## WORK INSTRUCTION
Drop every picture. Return the rest of the entries exactly.

Records from a collection:
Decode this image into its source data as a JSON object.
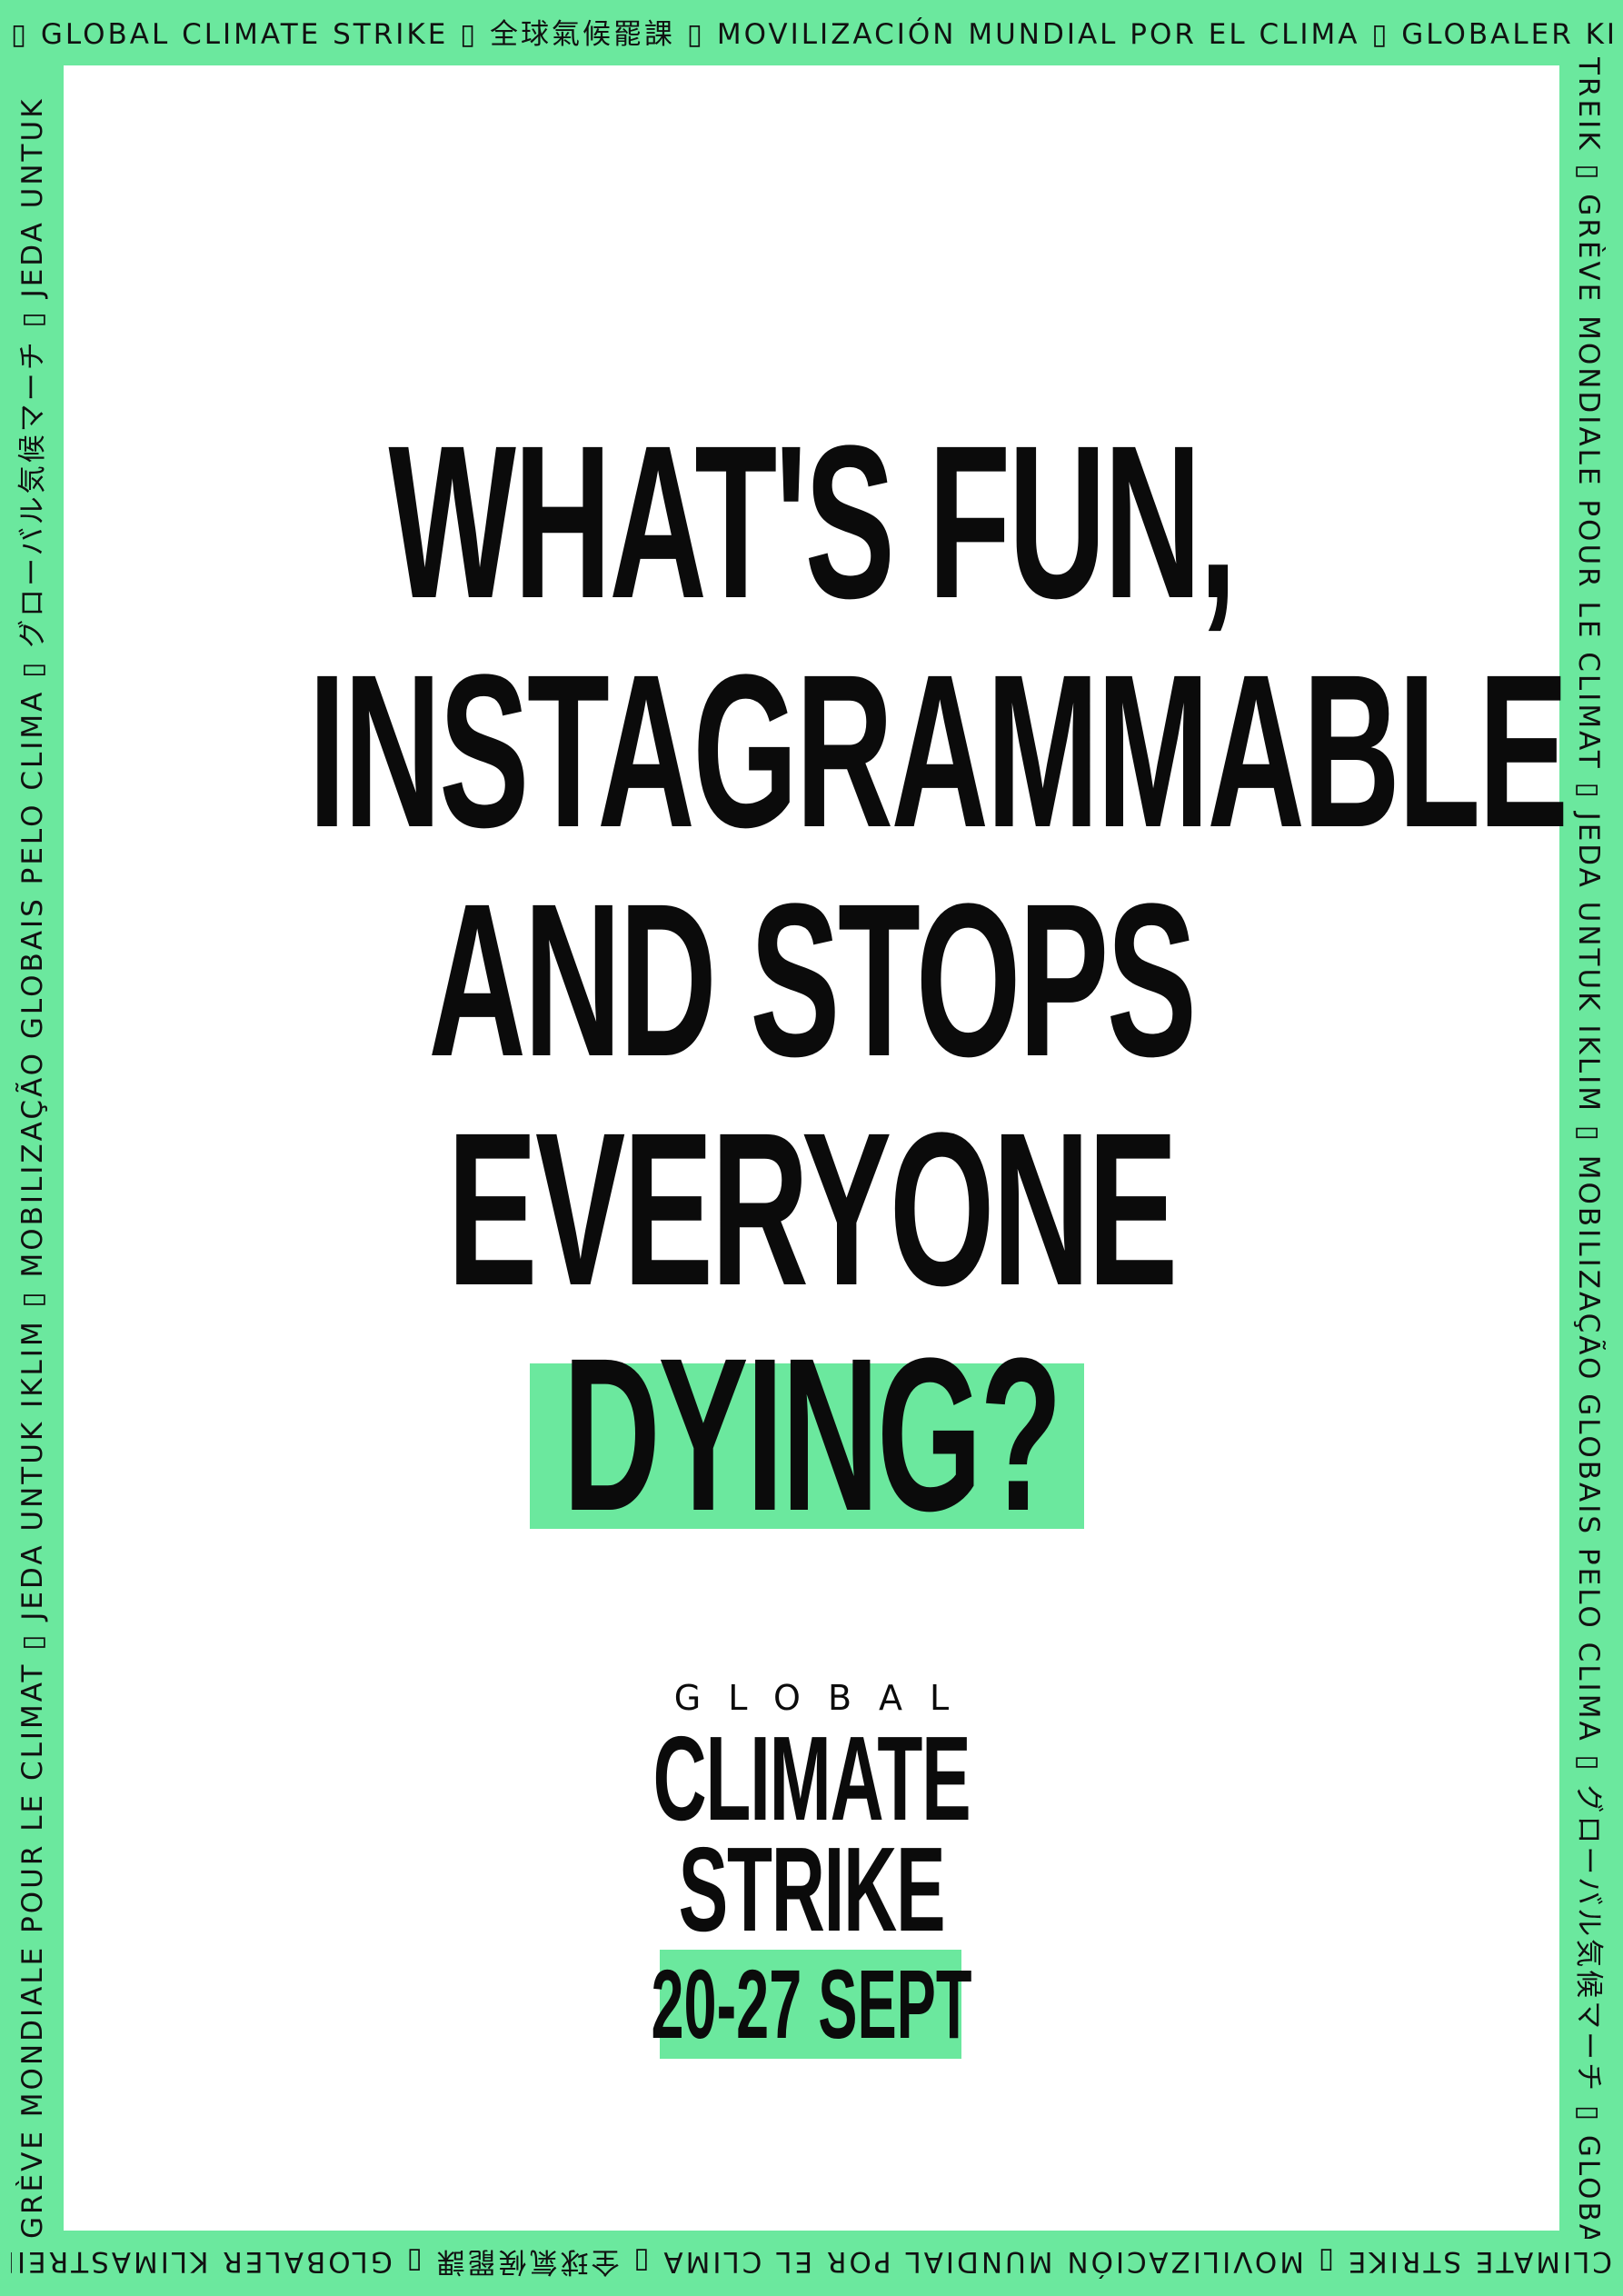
{
  "border": {
    "top_text": "▯ GLOBAL CLIMATE STRIKE ▯ 全球氣候罷課 ▯  MOVILIZACIÓN MUNDIAL POR EL CLIMA ▯ GLOBALER KLIMAS-",
    "right_text": "TREIK ▯ GRÈVE MONDIALE POUR LE CLIMAT ▯ JEDA UNTUK IKLIM ▯ MOBILIZAÇÃO GLOBAIS PELO CLIMA ▯ グローバル気候マーチ ▯ GLOBAL",
    "bottom_text": "CLIMATE STRIKE ▯ MOVILIZACIÓN MUNDIAL POR EL CLIMA ▯ 全球氣候罷課 ▯ GLOBALER KLIMASTREIK ▯",
    "left_text": "GRÈVE MONDIALE POUR LE CLIMAT ▯ JEDA UNTUK IKLIM ▯ MOBILIZAÇÃO GLOBAIS PELO CLIMA ▯ グローバル気候マーチ ▯ JEDA UNTUK",
    "color": "#6be89e"
  },
  "headline": {
    "lines": [
      "WHAT'S FUN,",
      "INSTAGRAMMABLE",
      "AND STOPS",
      "EVERYONE"
    ],
    "highlighted_word": "DYING?",
    "highlight_color": "#6be89e"
  },
  "logo": {
    "global": "GLOBAL",
    "line1": "CLIMATE",
    "line2": "STRIKE"
  },
  "date": {
    "text": "20-27 SEPT",
    "highlight_color": "#6be89e"
  }
}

## SOLUTION
Decode this image into its source data as a JSON object.
{
  "border": {
    "top_text": "▯ GLOBAL CLIMATE STRIKE ▯ 全球氣候罷課 ▯  MOVILIZACIÓN MUNDIAL POR EL CLIMA ▯ GLOBALER KLIMAS-",
    "right_text": "TREIK ▯ GRÈVE MONDIALE POUR LE CLIMAT ▯ JEDA UNTUK IKLIM ▯ MOBILIZAÇÃO GLOBAIS PELO CLIMA ▯ グローバル気候マーチ ▯ GLOBAL",
    "bottom_text": "CLIMATE STRIKE ▯ MOVILIZACIÓN MUNDIAL POR EL CLIMA ▯ 全球氣候罷課 ▯ GLOBALER KLIMASTREIK ▯",
    "left_text": "GRÈVE MONDIALE POUR LE CLIMAT ▯ JEDA UNTUK IKLIM ▯ MOBILIZAÇÃO GLOBAIS PELO CLIMA ▯ グローバル気候マーチ ▯ JEDA UNTUK",
    "color": "#6be89e"
  },
  "headline": {
    "lines": [
      "WHAT'S FUN,",
      "INSTAGRAMMABLE",
      "AND STOPS",
      "EVERYONE"
    ],
    "highlighted_word": "DYING?",
    "highlight_color": "#6be89e"
  },
  "logo": {
    "global": "GLOBAL",
    "line1": "CLIMATE",
    "line2": "STRIKE"
  },
  "date": {
    "text": "20-27 SEPT",
    "highlight_color": "#6be89e"
  }
}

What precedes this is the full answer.